──────── Records shown

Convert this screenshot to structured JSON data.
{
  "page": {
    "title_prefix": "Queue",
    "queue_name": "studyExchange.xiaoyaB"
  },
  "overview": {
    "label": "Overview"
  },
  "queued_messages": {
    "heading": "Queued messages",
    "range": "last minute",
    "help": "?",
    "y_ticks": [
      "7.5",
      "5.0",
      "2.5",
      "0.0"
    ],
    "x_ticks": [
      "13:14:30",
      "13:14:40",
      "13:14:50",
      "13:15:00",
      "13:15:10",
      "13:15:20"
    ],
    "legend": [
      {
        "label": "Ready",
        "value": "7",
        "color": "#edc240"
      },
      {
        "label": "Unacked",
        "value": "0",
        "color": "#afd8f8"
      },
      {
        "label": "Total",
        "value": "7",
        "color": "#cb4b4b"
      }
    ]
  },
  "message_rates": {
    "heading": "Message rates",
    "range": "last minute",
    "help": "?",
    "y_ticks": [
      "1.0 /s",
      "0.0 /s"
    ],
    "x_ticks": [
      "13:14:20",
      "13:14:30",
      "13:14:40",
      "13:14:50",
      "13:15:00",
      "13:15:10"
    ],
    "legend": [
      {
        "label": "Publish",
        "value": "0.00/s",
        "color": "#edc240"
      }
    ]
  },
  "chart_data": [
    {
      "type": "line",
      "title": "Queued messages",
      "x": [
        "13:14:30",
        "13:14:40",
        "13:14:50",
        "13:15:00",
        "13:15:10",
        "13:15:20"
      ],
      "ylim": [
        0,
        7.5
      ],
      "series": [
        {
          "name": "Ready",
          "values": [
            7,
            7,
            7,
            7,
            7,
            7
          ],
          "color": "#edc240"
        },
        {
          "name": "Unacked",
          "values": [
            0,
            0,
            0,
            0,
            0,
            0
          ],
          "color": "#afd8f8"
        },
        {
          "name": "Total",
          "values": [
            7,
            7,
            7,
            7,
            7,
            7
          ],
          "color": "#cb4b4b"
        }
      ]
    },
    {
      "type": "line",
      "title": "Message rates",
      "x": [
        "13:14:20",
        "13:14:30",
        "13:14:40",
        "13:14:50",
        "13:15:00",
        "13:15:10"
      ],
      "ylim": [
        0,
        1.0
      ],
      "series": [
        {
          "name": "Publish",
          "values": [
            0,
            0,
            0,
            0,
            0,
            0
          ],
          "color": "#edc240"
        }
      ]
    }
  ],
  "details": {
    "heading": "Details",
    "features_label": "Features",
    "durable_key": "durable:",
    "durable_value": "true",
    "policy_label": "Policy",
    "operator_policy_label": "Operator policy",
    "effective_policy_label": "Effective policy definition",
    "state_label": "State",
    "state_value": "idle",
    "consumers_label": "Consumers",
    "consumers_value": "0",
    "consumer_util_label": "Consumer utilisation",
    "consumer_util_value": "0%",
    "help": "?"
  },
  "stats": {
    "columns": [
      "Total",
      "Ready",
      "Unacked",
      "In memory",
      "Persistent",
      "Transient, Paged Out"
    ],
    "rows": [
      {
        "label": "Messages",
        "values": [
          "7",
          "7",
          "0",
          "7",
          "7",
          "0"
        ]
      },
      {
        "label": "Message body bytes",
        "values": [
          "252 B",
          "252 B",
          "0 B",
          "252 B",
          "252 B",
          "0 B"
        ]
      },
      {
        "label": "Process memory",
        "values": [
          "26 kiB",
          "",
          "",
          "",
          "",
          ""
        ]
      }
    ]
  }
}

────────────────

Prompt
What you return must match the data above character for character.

Answer box
Convert this screenshot to structured JSON data.
{
  "page": {
    "title_prefix": "Queue",
    "queue_name": "studyExchange.xiaoyaB"
  },
  "overview": {
    "label": "Overview"
  },
  "queued_messages": {
    "heading": "Queued messages",
    "range": "last minute",
    "help": "?",
    "y_ticks": [
      "7.5",
      "5.0",
      "2.5",
      "0.0"
    ],
    "x_ticks": [
      "13:14:30",
      "13:14:40",
      "13:14:50",
      "13:15:00",
      "13:15:10",
      "13:15:20"
    ],
    "legend": [
      {
        "label": "Ready",
        "value": "7",
        "color": "#edc240"
      },
      {
        "label": "Unacked",
        "value": "0",
        "color": "#afd8f8"
      },
      {
        "label": "Total",
        "value": "7",
        "color": "#cb4b4b"
      }
    ]
  },
  "message_rates": {
    "heading": "Message rates",
    "range": "last minute",
    "help": "?",
    "y_ticks": [
      "1.0 /s",
      "0.0 /s"
    ],
    "x_ticks": [
      "13:14:20",
      "13:14:30",
      "13:14:40",
      "13:14:50",
      "13:15:00",
      "13:15:10"
    ],
    "legend": [
      {
        "label": "Publish",
        "value": "0.00/s",
        "color": "#edc240"
      }
    ]
  },
  "chart_data": [
    {
      "type": "line",
      "title": "Queued messages",
      "x": [
        "13:14:30",
        "13:14:40",
        "13:14:50",
        "13:15:00",
        "13:15:10",
        "13:15:20"
      ],
      "ylim": [
        0,
        7.5
      ],
      "series": [
        {
          "name": "Ready",
          "values": [
            7,
            7,
            7,
            7,
            7,
            7
          ],
          "color": "#edc240"
        },
        {
          "name": "Unacked",
          "values": [
            0,
            0,
            0,
            0,
            0,
            0
          ],
          "color": "#afd8f8"
        },
        {
          "name": "Total",
          "values": [
            7,
            7,
            7,
            7,
            7,
            7
          ],
          "color": "#cb4b4b"
        }
      ]
    },
    {
      "type": "line",
      "title": "Message rates",
      "x": [
        "13:14:20",
        "13:14:30",
        "13:14:40",
        "13:14:50",
        "13:15:00",
        "13:15:10"
      ],
      "ylim": [
        0,
        1.0
      ],
      "series": [
        {
          "name": "Publish",
          "values": [
            0,
            0,
            0,
            0,
            0,
            0
          ],
          "color": "#edc240"
        }
      ]
    }
  ],
  "details": {
    "heading": "Details",
    "features_label": "Features",
    "durable_key": "durable:",
    "durable_value": "true",
    "policy_label": "Policy",
    "operator_policy_label": "Operator policy",
    "effective_policy_label": "Effective policy definition",
    "state_label": "State",
    "state_value": "idle",
    "consumers_label": "Consumers",
    "consumers_value": "0",
    "consumer_util_label": "Consumer utilisation",
    "consumer_util_value": "0%",
    "help": "?"
  },
  "stats": {
    "columns": [
      "Total",
      "Ready",
      "Unacked",
      "In memory",
      "Persistent",
      "Transient, Paged Out"
    ],
    "rows": [
      {
        "label": "Messages",
        "values": [
          "7",
          "7",
          "0",
          "7",
          "7",
          "0"
        ]
      },
      {
        "label": "Message body bytes",
        "values": [
          "252 B",
          "252 B",
          "0 B",
          "252 B",
          "252 B",
          "0 B"
        ]
      },
      {
        "label": "Process memory",
        "values": [
          "26 kiB",
          "",
          "",
          "",
          "",
          ""
        ]
      }
    ]
  }
}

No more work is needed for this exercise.